International buyers eye N.S. vacation properties — especially in Cape Breton
Recent numbers from Statistics Canada show N.S. has higher rate of non-resident owners than B.C., Ontario
Nova Scotia has a higher rate of non-resident property ownership than British Columbia and Ontario — but unlike those provinces, most buyers aren't looking for a shiny new condo in the city.
Both B.C. and Ontario have imposed a tax on "foreign buyers" who purchase property in recent years, in an effort to cool housing markets and to avoid property speculation that some argue is pricing local residents out of affordable housing.
Jean-Philippe Deschamps-Laporte, the chief of the Canadian Housing Statistics Program with Statistics Canada, said that "intense discussion" prompted the federal agency to gather and compare the numbers.

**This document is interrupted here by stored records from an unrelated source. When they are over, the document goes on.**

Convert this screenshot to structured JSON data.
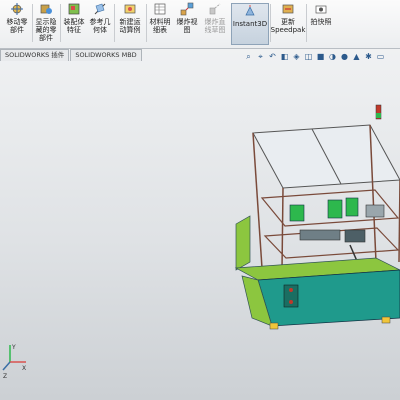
{
  "ribbon": {
    "buttons": [
      {
        "label1": "移动零",
        "label2": "部件",
        "label3": ""
      },
      {
        "label1": "显示隐",
        "label2": "藏的零",
        "label3": "部件"
      },
      {
        "label1": "装配体",
        "label2": "特征",
        "label3": ""
      },
      {
        "label1": "参考几",
        "label2": "何体",
        "label3": ""
      },
      {
        "label1": "新建运",
        "label2": "动算例",
        "label3": ""
      },
      {
        "label1": "材料明",
        "label2": "细表",
        "label3": ""
      },
      {
        "label1": "爆炸视",
        "label2": "图",
        "label3": ""
      },
      {
        "label1": "爆炸直",
        "label2": "线草图",
        "label3": ""
      },
      {
        "label1": "Instant3D",
        "label2": "",
        "label3": ""
      },
      {
        "label1": "更新",
        "label2": "Speedpak",
        "label3": ""
      },
      {
        "label1": "拍快照",
        "label2": "",
        "label3": ""
      }
    ]
  },
  "tabs": [
    "SOLIDWORKS 插件",
    "SOLIDWORKS MBD"
  ],
  "view_toolbar": {
    "icons": [
      "zoom-fit-icon",
      "zoom-area-icon",
      "previous-view-icon",
      "section-view-icon",
      "dynamic-annotation-icon",
      "view-orientation-icon",
      "display-style-icon",
      "hide-show-icon",
      "edit-appearance-icon",
      "scene-icon",
      "view-settings-icon",
      "monitor-icon"
    ]
  },
  "colors": {
    "machine_frame": "#7a4a3a",
    "panel_green": "#8cc63f",
    "base_teal": "#1f9a8c",
    "highlight_green": "#2db84d"
  },
  "triad": {
    "x_label": "X",
    "y_label": "Y",
    "z_label": "Z"
  }
}
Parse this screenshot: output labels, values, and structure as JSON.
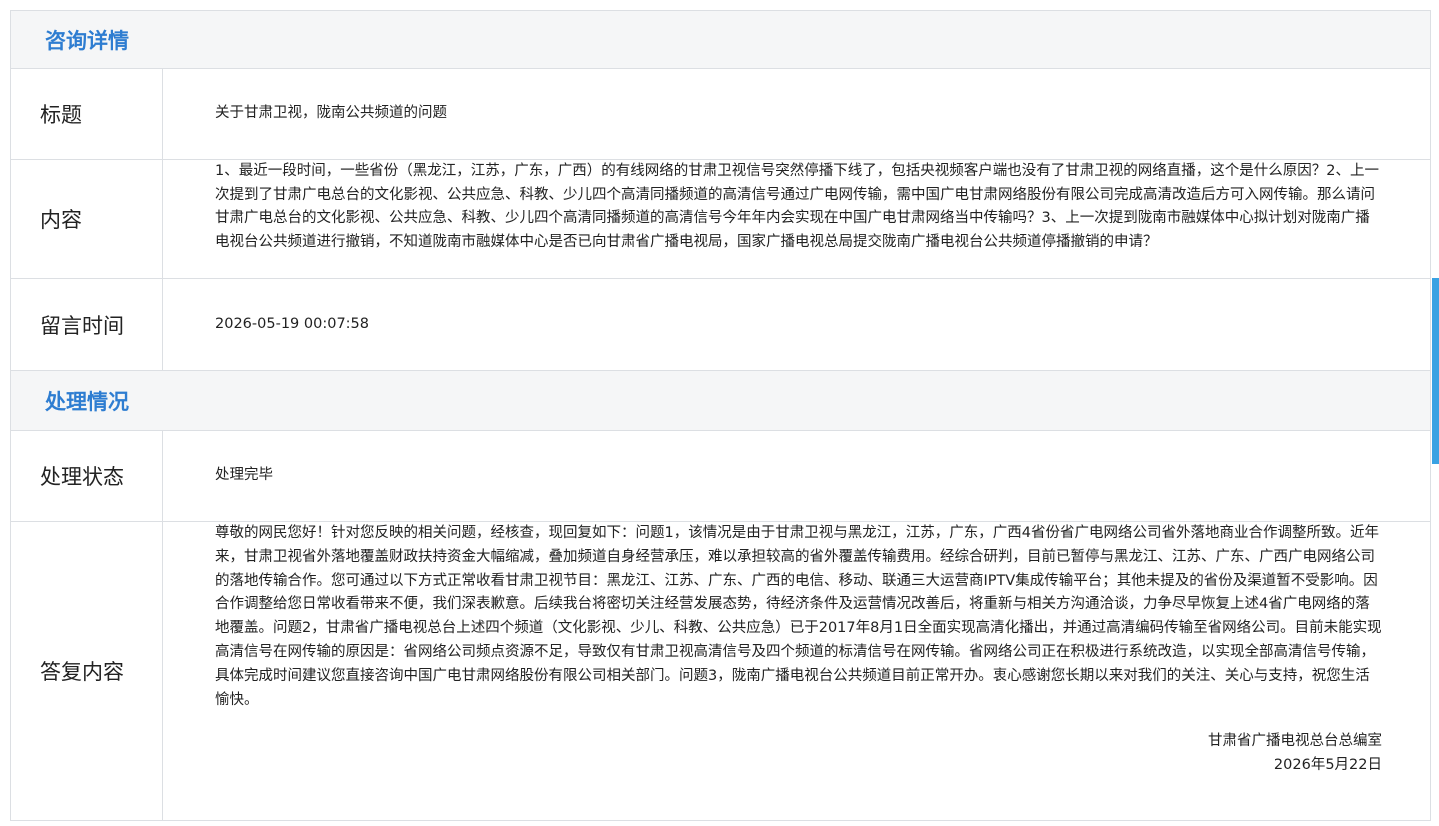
{
  "sections": {
    "inquiry_title": "咨询详情",
    "handling_title": "处理情况"
  },
  "inquiry": {
    "title_label": "标题",
    "title_value": "关于甘肃卫视，陇南公共频道的问题",
    "content_label": "内容",
    "content_value": "1、最近一段时间，一些省份（黑龙江，江苏，广东，广西）的有线网络的甘肃卫视信号突然停播下线了，包括央视频客户端也没有了甘肃卫视的网络直播，这个是什么原因？2、上一次提到了甘肃广电总台的文化影视、公共应急、科教、少儿四个高清同播频道的高清信号通过广电网传输，需中国广电甘肃网络股份有限公司完成高清改造后方可入网传输。那么请问甘肃广电总台的文化影视、公共应急、科教、少儿四个高清同播频道的高清信号今年年内会实现在中国广电甘肃网络当中传输吗？3、上一次提到陇南市融媒体中心拟计划对陇南广播电视台公共频道进行撤销，不知道陇南市融媒体中心是否已向甘肃省广播电视局，国家广播电视总局提交陇南广播电视台公共频道停播撤销的申请？",
    "time_label": "留言时间",
    "time_value": "2026-05-19 00:07:58"
  },
  "handling": {
    "status_label": "处理状态",
    "status_value": "处理完毕",
    "reply_label": "答复内容",
    "reply_value": "尊敬的网民您好！针对您反映的相关问题，经核查，现回复如下：问题1，该情况是由于甘肃卫视与黑龙江，江苏，广东，广西4省份省广电网络公司省外落地商业合作调整所致。近年来，甘肃卫视省外落地覆盖财政扶持资金大幅缩减，叠加频道自身经营承压，难以承担较高的省外覆盖传输费用。经综合研判，目前已暂停与黑龙江、江苏、广东、广西广电网络公司的落地传输合作。您可通过以下方式正常收看甘肃卫视节目：黑龙江、江苏、广东、广西的电信、移动、联通三大运营商IPTV集成传输平台；其他未提及的省份及渠道暂不受影响。因合作调整给您日常收看带来不便，我们深表歉意。后续我台将密切关注经营发展态势，待经济条件及运营情况改善后，将重新与相关方沟通洽谈，力争尽早恢复上述4省广电网络的落地覆盖。问题2，甘肃省广播电视总台上述四个频道（文化影视、少儿、科教、公共应急）已于2017年8月1日全面实现高清化播出，并通过高清编码传输至省网络公司。目前未能实现高清信号在网传输的原因是：省网络公司频点资源不足，导致仅有甘肃卫视高清信号及四个频道的标清信号在网传输。省网络公司正在积极进行系统改造，以实现全部高清信号传输，具体完成时间建议您直接咨询中国广电甘肃网络股份有限公司相关部门。问题3，陇南广播电视台公共频道目前正常开办。衷心感谢您长期以来对我们的关注、关心与支持，祝您生活愉快。",
    "reply_org": "甘肃省广播电视总台总编室",
    "reply_date": "2026年5月22日"
  },
  "colors": {
    "section_title": "#2e7dd1",
    "scroll_accent": "#3aa2e3"
  }
}
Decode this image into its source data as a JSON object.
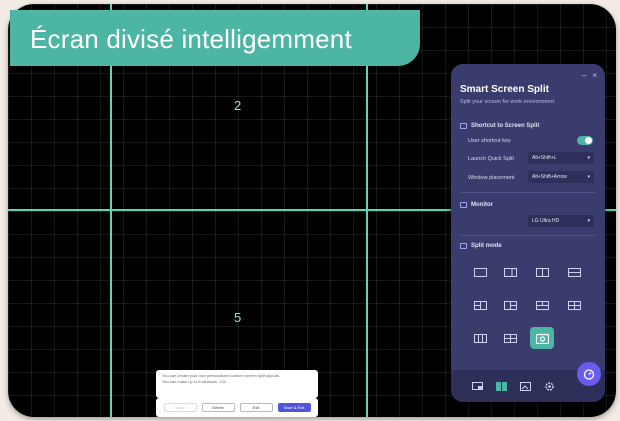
{
  "banner": {
    "title": "Écran divisé intelligemment"
  },
  "zones": {
    "top_number": "2",
    "bottom_number": "5"
  },
  "dialog": {
    "line1": "You can create your own personalized custom screen split layouts.",
    "line2": "You can make up to 6 windows. 12h",
    "buttons": [
      {
        "label": "Undo"
      },
      {
        "label": "Delete"
      },
      {
        "label": "Exit"
      },
      {
        "label": "Save & Exit"
      }
    ]
  },
  "panel": {
    "title": "Smart Screen Split",
    "subtitle": "Split your screen for work environment.",
    "window_controls": {
      "minimize": "–",
      "close": "×"
    },
    "shortcut_section": {
      "title": "Shortcut to Screen Split",
      "user_shortcut_label": "User shortcut key",
      "toggle_on": true,
      "launch_label": "Launch Quick Split",
      "launch_value": "Alt+Shift+L",
      "placement_label": "Window placement",
      "placement_value": "Alt+Shift+Arrow"
    },
    "monitor_section": {
      "title": "Monitor",
      "monitor_value": "LG Ultra HD"
    },
    "split_section": {
      "title": "Split mode"
    }
  },
  "icons": {
    "dropdown": "chevron-down-icon",
    "fab": "timer-icon"
  },
  "colors": {
    "accent": "#4db5a4",
    "panel": "#3a3c6e",
    "primary_button": "#4f57d8"
  }
}
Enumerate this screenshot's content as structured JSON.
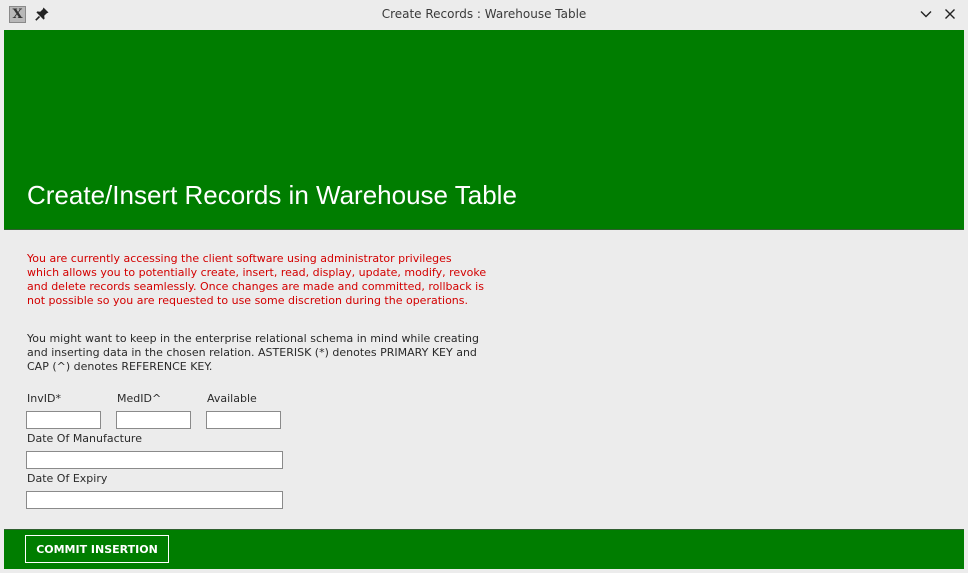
{
  "window": {
    "title": "Create Records : Warehouse Table",
    "app_icon": "X",
    "icons": [
      "x-app-icon",
      "pin-icon",
      "chevron-down-icon",
      "close-icon"
    ]
  },
  "header": {
    "heading": "Create/Insert Records in Warehouse Table",
    "background_color": "#007d00"
  },
  "notices": {
    "warning": "You are currently accessing the client software using administrator privileges which allows you to potentially create, insert, read, display, update, modify, revoke and delete records seamlessly. Once changes are made and committed, rollback is not possible so you are requested to use some discretion during the operations.",
    "warning_color": "#d30000",
    "info": "You might want to keep in the enterprise relational schema in mind while creating and inserting data in the chosen relation. ASTERISK (*) denotes PRIMARY KEY and CAP (^) denotes REFERENCE KEY."
  },
  "form": {
    "invid": {
      "label": "InvID*",
      "value": ""
    },
    "medid": {
      "label": "MedID^",
      "value": ""
    },
    "available": {
      "label": "Available",
      "value": ""
    },
    "date_of_manufacture": {
      "label": "Date Of Manufacture",
      "value": ""
    },
    "date_of_expiry": {
      "label": "Date Of Expiry",
      "value": ""
    }
  },
  "footer": {
    "commit_label": "COMMIT INSERTION"
  }
}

The 2018 data shows non-residents own about 3.9 per cent of the 450,000 residential properties in Nova Scotia. That's slightly higher than the percentage of non-resident owners in Ontario (2.2 per cent) and British Columbia (3.8 per cent).
"The story [in Nova Scotia] is slightly different than what we have seen in Toronto and Vancouver, for instance, in the sense that we find municipalities that are easily accessible by ferries, locations that tend to be more recreational, have higher non-resident owner rates," he said.
Ontario and British Columbia both have far more total residential properties than Nova Scotia, with 4.8 million and 1.7 million, respectively.
Deschamps-Laporte noted Nova Scotia has proportionally more recreational properties than the other two provinces, and many non-resident owners seek out vacation homes.
Statistics Canada studied housing information about non-resident owners, which means their primary home is outside Canada.
The area with most non-resident ownership in Nova Scotia is Cape Breton, and specifically the eastern side of Richmond County, where 14.3 per cent of the residential properties are owned by non-residents.
The non-resident owners mostly own single-detached homes and vacant land.
The trend is something former county warden Richie Cotton first noticed in the 1990s. At the time, it sparked a lot of discussion and research.
"It wasn't so much that people were against people from outside coming in, it was people or corporations or companies that were buying up the land and then not doing anything with it," he said.
"That was a big controversy because people around here felt that the land, somebody else could use it and develop it and start a family or whatever."
Cotton said over the years that did happen to some properties, but not to all. In eastern Richmond County today, non-residents own about 22.7 per cent of vacant properties, while Canadian residents own the rest.
"I don't think that's actually happened to a degree that caused the major concern," he said. "Most people that are buying the land are actually moving here, and of course there's nothing wrong with that. That was welcome."
Cotton said most of the non-resident owners he meets are from Germany, the United States, Austria, and people from land-locked European countries looking to buy property near the ocean.
He said he sees a mixture of uses, from people who live at their properties in the summer to those who live there year-round.
The top areas of Nova Scotia attracting non-resident property owners include:
- Eastern Richmond County, Cape Breton (14.3 per cent)
- District of Shelburne (13.2 per cent)
- Southern Inverness County, Cape Breton (11.9 per cent)
- St. Mary's District in Guysborough County (11.1 per cent)
- Southern Victoria County, Cape Breton (10.2 per cent)
Other popular areas with non-resident owners include the areas around Digby and Annapolis, and along the South Shore.
The Canadian Mortgage and Housing Corporation is working with Statistics Canada to analyze the data. Senior analyst Kelvin Ndoro said it was slightly surprising that Nova Scotia's rate of non-resident ownership was above British Columbia and Ontario.
"Because, for the most part, it's always been B.C. that's in the news when it comes to non-resident ownership," he said.
His team found non-resident owners in the other two provinces liked properties in cities like Toronto and Vancouver, and particularly condos.
"In Nova Scotia, it was the reverse," he said.
The rate of non-resident ownership was much higher outside Halifax than in the city.
"I think that's one thing that we are trying to better understand when it comes to non-resident ownership, is to why non-residents would invest in the housing market in different places and the reason that they do," he said.
"I think it comes down to different issues: whether they are investing in it as an asset, a future asset for income purposes, or just for retirement."
Ndoro also pointed out that the term "non-resident" does not necessarily mean a non-Canadian citizen or an immigrant. It simply means the person does not list their primary dwelling within Canada.
"We need to better understand between the two differences," he said. "In cases like Nova Scotia, for example, it could just be a case of ex-pats who are planning to retire back home and are buying land."